Whether it is Palestine, South Sudan, Sudan or any number of countries, protestors and resisters are reminding power holders that women are on the street calling for freedom, not at any cost, but on their own terms. It is clear that women’s groups are tired of waiting.
Palestinian women took to the streets 4 days ago in a powerful protested called “طلعات” (went out/took out) protesting violence against women – from Beirut to Haifa, women are murdered in the streets and at home they chanted.. Under the slogan “free homeland, free women” demonstrators married firmly the fight for gender equality with the national struggle pushing hard for the adoption of the Family Protection Bill by the male dominated authority.
Without a doubt asking for changes in regressive laws, policies and societal practice needs to go hand in hand with demanding more space at the table in peace talks. More space is not just symbolic. It’s not just for equality. It is for the chances of success of any peace and end to the Occupation.

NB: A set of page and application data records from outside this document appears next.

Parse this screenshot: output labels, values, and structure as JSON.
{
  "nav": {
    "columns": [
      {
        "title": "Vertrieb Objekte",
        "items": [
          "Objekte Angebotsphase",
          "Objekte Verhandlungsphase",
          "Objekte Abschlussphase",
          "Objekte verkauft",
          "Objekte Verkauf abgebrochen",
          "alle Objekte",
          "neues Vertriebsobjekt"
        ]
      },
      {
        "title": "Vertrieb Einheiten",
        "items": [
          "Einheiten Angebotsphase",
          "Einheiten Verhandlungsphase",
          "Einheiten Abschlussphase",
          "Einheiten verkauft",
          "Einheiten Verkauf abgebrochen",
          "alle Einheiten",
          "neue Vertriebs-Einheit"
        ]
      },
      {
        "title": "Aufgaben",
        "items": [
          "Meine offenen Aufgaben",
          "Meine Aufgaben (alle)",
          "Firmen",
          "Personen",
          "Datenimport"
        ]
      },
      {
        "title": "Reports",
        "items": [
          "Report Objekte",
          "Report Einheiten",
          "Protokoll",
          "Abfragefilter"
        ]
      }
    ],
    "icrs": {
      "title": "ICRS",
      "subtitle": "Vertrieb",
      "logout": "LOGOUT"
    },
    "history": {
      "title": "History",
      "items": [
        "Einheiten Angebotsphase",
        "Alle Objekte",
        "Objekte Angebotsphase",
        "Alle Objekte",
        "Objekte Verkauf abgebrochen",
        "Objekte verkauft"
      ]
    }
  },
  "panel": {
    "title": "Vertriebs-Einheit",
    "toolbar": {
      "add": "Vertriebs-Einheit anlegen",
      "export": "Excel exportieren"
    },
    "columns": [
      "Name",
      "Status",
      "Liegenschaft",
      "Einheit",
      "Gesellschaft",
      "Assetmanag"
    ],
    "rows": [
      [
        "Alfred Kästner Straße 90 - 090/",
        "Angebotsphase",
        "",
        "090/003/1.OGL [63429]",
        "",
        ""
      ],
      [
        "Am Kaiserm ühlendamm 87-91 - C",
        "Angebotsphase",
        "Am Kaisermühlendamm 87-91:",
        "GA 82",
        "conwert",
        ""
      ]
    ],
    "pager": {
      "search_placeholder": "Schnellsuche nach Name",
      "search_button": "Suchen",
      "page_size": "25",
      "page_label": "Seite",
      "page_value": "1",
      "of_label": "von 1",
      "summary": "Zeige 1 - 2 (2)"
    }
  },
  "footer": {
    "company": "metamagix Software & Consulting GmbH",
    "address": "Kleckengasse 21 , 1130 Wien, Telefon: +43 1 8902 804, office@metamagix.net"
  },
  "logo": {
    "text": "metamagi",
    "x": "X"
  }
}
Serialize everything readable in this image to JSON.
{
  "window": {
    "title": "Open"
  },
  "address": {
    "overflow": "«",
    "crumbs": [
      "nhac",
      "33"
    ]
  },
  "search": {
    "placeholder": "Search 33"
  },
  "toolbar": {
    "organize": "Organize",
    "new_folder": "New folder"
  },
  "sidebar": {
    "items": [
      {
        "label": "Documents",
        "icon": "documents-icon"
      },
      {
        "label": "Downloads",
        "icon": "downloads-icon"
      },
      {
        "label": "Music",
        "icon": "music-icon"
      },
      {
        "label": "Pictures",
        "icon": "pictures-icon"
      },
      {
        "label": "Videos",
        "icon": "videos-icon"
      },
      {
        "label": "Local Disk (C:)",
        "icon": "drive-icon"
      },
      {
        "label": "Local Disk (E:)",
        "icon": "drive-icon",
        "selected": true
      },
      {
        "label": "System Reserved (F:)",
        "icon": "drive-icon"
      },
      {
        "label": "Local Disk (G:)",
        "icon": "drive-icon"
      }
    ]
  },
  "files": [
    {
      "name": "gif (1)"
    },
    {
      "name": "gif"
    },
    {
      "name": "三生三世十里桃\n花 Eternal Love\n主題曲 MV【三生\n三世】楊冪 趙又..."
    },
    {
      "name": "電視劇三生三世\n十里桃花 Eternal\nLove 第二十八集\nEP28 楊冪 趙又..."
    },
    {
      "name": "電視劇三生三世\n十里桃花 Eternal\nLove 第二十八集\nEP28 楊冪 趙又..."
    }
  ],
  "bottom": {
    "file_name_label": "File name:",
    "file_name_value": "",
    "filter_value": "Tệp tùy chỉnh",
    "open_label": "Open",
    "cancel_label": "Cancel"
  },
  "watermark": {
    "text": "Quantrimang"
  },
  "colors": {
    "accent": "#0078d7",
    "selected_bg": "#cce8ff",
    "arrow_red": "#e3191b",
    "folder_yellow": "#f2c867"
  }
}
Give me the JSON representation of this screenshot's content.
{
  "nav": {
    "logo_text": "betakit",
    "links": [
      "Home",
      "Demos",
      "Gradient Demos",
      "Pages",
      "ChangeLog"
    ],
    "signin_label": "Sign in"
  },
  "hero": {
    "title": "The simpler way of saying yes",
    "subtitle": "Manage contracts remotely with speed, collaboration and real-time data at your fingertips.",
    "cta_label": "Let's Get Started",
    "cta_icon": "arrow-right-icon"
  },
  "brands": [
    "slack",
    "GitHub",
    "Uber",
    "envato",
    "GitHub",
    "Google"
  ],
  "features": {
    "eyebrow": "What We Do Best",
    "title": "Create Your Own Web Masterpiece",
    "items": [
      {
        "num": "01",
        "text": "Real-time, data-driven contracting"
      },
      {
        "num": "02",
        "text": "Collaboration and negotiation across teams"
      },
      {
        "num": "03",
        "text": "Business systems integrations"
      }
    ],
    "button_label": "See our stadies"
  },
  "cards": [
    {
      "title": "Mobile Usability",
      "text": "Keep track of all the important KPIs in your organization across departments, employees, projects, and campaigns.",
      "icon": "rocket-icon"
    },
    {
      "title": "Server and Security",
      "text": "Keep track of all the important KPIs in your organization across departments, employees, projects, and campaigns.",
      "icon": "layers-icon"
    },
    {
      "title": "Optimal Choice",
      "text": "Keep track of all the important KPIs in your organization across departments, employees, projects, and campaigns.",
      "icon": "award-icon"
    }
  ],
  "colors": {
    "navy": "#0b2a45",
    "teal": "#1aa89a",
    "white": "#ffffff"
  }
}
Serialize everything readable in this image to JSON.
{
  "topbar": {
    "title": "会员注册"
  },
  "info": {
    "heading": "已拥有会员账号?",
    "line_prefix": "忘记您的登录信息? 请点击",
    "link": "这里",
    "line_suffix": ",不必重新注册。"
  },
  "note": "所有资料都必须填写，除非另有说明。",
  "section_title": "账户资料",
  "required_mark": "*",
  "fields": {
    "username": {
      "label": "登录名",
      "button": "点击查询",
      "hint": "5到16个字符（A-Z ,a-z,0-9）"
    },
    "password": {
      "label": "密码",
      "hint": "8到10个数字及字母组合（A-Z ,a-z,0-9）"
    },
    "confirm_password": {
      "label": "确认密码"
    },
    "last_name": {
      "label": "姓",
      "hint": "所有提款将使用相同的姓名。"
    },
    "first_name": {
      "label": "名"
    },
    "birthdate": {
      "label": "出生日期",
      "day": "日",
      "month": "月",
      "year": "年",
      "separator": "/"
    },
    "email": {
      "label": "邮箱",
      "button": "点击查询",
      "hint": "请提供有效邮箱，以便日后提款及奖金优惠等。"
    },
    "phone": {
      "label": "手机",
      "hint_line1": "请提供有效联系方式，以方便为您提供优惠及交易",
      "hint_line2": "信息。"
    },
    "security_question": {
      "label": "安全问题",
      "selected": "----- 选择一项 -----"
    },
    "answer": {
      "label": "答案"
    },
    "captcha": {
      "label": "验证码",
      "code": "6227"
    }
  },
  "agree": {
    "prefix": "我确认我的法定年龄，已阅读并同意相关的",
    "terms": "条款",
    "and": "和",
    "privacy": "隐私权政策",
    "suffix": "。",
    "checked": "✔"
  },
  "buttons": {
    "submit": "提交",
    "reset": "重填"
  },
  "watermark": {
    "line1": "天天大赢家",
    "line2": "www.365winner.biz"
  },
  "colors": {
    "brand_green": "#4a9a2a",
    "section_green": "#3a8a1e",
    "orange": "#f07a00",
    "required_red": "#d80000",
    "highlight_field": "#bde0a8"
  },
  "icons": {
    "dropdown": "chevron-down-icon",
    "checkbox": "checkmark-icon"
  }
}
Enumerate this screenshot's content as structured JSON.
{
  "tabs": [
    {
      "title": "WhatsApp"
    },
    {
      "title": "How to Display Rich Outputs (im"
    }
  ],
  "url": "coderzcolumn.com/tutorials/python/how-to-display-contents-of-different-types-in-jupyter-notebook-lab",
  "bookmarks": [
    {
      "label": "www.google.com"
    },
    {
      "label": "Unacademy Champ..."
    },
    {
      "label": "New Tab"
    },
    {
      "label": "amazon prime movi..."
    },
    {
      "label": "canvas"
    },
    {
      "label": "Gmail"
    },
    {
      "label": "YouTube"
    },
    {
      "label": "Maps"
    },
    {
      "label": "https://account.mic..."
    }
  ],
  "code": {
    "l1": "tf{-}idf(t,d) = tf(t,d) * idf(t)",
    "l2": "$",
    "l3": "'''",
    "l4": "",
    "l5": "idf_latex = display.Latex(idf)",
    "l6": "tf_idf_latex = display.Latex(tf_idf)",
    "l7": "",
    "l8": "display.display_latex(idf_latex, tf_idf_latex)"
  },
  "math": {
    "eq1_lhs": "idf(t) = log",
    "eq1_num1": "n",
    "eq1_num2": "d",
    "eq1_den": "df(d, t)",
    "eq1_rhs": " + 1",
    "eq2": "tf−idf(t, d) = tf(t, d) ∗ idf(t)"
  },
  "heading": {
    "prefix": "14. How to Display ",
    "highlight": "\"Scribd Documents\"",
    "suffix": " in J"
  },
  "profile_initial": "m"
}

 Women were central activists in Algeria’s 1962 war of independence. The Initial impressive gains for women post-independence were quickly dialled back. According to Sherna Berger Gluck, at the height of the [first] intifada, Palestinian women activists chanted ‘We will not be another Algeria’ – vowing they would not allow their interests to be subverted to political processes, as occurred in Algeria following independence.
 The number of Palestinian refugees of the 1948 war is estimated at 800,000 with another 350,000 refugees from the 1967 war and the subsequent expansion of territory. During these events two of Palestine’s three major cities, prime agricultural land and 77% of territory had been forcibly removed. Today, the estimated number of Palestinian refugees and descendants exceeds four million. . The right of return has been of great importance to Palestinians since and has been upheld in multiple UN Declarations UN Resolution 194, 3236 etc.
 Not their real names